Only lines holding the word "JSON" are needed; copy each of them from the material.
== Data records
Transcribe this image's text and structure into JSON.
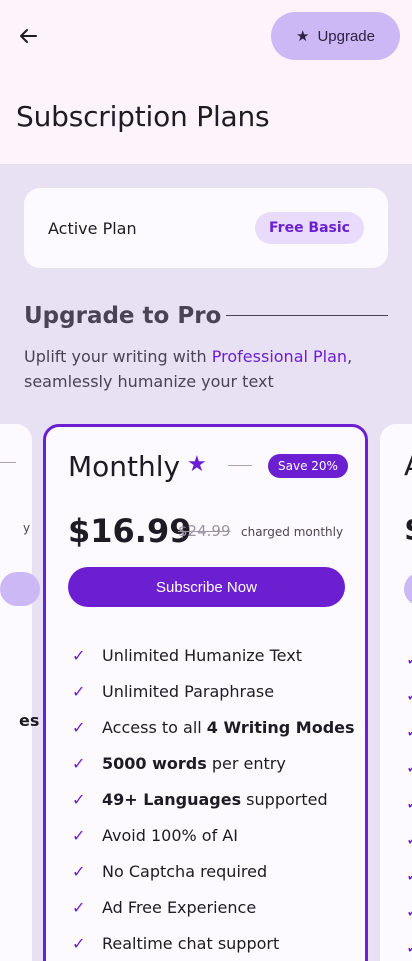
{
  "header": {
    "back_icon": "arrow-left-icon",
    "upgrade_label": "Upgrade",
    "upgrade_icon": "star-icon",
    "title": "Subscription Plans"
  },
  "active_plan": {
    "label": "Active Plan",
    "badge": "Free Basic"
  },
  "upgrade_section": {
    "title": "Upgrade to Pro",
    "subtitle_before": "Uplift your writing with ",
    "subtitle_highlight": "Professional Plan",
    "subtitle_after": ", seamlessly humanize your text"
  },
  "left_plan_partial": {
    "text_line": "y",
    "text_bold": "es"
  },
  "right_plan_partial": {
    "name_initial": "A",
    "price_initial": "$"
  },
  "plan": {
    "name": "Monthly",
    "save_badge": "Save 20%",
    "price": "$16.99",
    "old_price": "$24.99",
    "charged": "charged monthly",
    "subscribe_label": "Subscribe Now",
    "features": [
      {
        "pre": "Unlimited Humanize Text",
        "bold": "",
        "post": ""
      },
      {
        "pre": "Unlimited Paraphrase",
        "bold": "",
        "post": ""
      },
      {
        "pre": "Access to all ",
        "bold": "4 Writing Modes",
        "post": ""
      },
      {
        "pre": "",
        "bold": "5000 words",
        "post": " per entry"
      },
      {
        "pre": "",
        "bold": "49+ Languages",
        "post": " supported"
      },
      {
        "pre": "Avoid 100% of AI",
        "bold": "",
        "post": ""
      },
      {
        "pre": "No Captcha required",
        "bold": "",
        "post": ""
      },
      {
        "pre": "Ad Free Experience",
        "bold": "",
        "post": ""
      },
      {
        "pre": "Realtime chat support",
        "bold": "",
        "post": ""
      }
    ]
  },
  "colors": {
    "accent": "#6b1fd0",
    "accent_light": "#cdb8f6",
    "section_bg": "#e8e0f3",
    "page_bg": "#fdf4fb"
  }
}
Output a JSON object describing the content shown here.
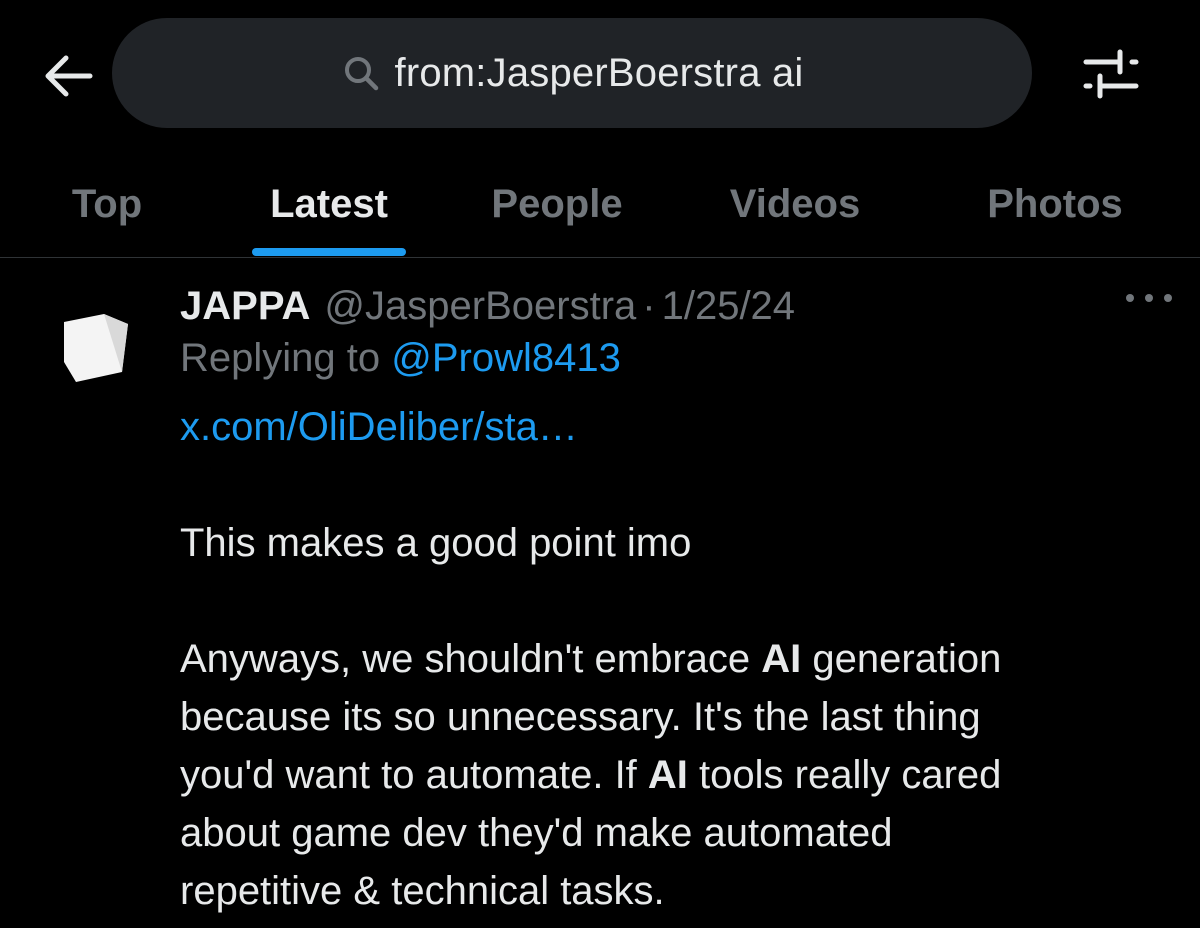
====
*Finished exercise:*
Transcribe this image's text and structure into JSON.
Output a JSON object describing the content shown here.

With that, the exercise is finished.